### Items from an interface collection

────────

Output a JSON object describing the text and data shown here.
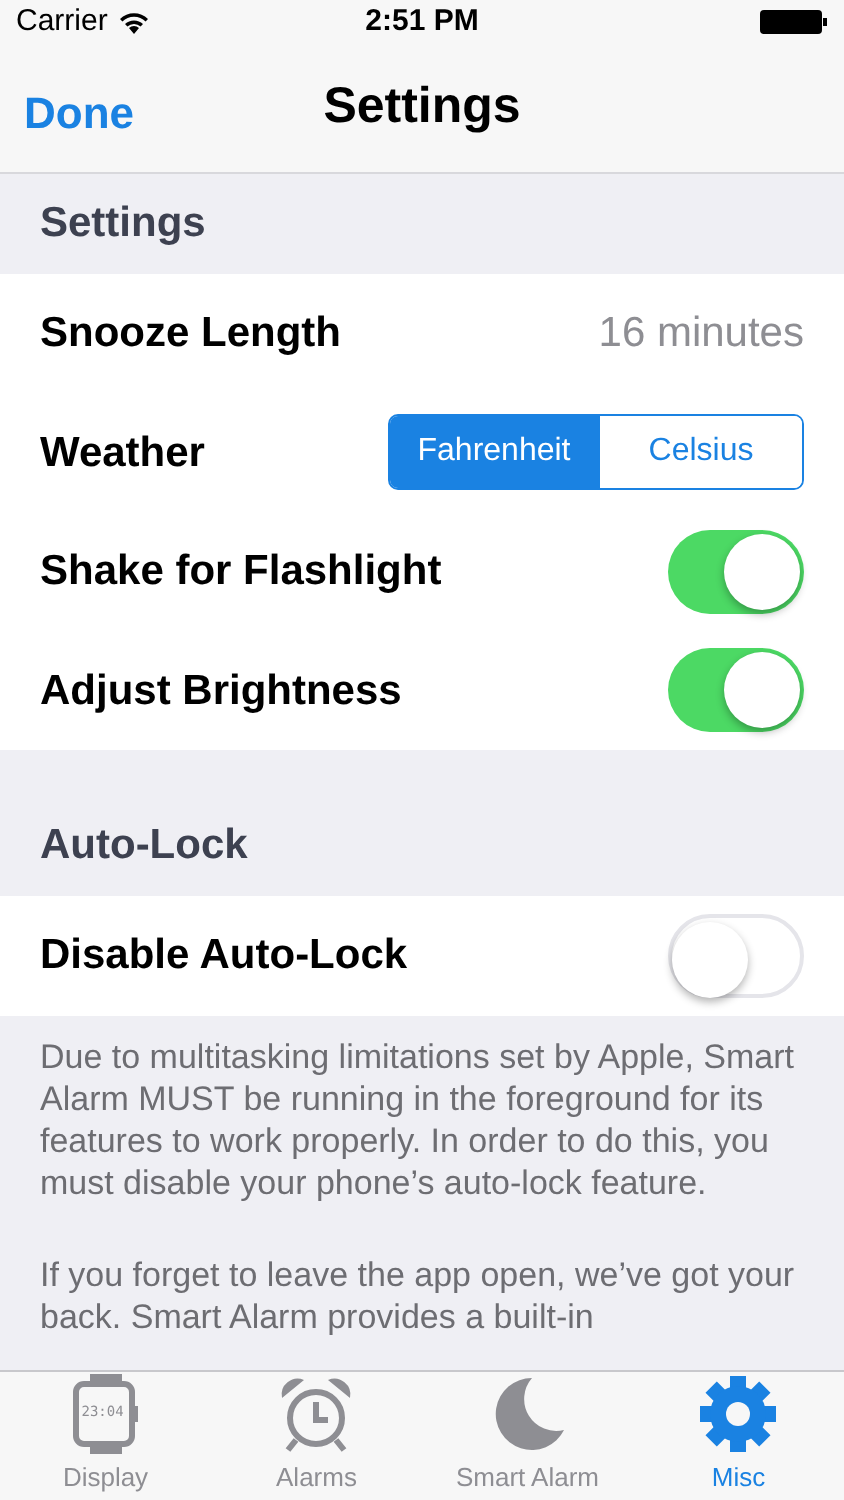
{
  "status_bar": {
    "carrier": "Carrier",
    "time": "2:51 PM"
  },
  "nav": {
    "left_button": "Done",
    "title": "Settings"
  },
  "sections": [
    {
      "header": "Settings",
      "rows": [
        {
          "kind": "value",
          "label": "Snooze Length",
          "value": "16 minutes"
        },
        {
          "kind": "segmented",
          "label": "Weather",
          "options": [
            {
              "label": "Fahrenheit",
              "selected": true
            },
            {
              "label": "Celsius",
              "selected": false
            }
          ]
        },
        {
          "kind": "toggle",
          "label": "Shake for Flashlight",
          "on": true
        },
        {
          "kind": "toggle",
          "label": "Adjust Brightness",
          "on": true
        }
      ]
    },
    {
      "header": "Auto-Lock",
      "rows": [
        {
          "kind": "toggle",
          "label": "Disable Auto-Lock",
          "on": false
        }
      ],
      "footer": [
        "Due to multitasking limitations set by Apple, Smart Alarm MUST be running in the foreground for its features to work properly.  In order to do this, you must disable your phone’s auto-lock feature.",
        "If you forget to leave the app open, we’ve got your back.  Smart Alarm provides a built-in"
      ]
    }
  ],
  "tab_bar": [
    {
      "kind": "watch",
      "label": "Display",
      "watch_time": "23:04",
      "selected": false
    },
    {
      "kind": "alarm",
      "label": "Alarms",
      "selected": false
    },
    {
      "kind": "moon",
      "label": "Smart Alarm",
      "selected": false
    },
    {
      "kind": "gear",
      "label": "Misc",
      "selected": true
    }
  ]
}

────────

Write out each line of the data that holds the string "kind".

### ANSWER BOX
          "kind": "value",
          "kind": "segmented",
          "kind": "toggle",
          "kind": "toggle",
          "kind": "toggle",
      "kind": "watch",
      "kind": "alarm",
      "kind": "moon",
      "kind": "gear",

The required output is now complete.